App and web page records
╔══
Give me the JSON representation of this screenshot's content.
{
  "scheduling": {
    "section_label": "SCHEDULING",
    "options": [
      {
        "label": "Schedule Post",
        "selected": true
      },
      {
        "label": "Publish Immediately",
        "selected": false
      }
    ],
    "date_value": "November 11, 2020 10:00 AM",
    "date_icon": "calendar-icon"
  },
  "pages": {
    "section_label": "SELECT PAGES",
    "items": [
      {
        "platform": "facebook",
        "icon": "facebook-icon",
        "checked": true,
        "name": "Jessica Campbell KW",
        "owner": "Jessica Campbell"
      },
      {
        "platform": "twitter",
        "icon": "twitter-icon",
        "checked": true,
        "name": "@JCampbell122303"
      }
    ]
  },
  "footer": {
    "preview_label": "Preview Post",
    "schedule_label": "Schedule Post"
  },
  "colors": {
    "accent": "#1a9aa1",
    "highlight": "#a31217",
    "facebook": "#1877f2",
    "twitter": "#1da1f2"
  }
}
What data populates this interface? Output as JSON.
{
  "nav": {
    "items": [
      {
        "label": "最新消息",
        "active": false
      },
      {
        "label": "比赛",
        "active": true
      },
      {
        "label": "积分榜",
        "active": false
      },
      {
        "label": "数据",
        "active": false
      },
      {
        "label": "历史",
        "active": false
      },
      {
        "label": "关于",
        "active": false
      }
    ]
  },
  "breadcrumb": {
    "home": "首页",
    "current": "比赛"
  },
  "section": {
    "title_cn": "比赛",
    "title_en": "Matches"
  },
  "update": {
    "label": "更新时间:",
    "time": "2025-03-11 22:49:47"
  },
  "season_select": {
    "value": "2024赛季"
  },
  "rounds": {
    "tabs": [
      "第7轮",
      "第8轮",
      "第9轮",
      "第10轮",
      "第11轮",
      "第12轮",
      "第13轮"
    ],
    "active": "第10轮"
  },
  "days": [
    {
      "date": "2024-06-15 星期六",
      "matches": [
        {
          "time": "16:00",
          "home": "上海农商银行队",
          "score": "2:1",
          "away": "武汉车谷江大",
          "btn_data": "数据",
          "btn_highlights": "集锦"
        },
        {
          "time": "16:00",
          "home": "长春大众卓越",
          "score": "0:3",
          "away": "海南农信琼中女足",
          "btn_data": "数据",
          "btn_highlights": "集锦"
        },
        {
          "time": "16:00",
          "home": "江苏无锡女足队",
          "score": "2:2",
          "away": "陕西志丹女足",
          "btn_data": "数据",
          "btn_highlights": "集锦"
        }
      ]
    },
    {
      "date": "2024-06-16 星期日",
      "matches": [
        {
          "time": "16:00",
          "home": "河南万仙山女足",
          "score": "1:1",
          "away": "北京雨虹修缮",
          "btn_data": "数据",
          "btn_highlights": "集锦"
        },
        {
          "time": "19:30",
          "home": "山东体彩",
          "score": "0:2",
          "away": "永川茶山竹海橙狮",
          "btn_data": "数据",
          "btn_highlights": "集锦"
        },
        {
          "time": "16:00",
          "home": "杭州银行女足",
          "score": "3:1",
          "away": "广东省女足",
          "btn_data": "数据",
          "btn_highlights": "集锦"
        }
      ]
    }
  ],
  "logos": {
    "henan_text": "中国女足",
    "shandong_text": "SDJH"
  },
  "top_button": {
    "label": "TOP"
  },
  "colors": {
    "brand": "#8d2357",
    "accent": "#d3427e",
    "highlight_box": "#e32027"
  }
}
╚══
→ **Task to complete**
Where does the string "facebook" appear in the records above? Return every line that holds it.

→ **Response to the task**
        "platform": "facebook",
        "icon": "facebook-icon",
    "facebook": "#1877f2",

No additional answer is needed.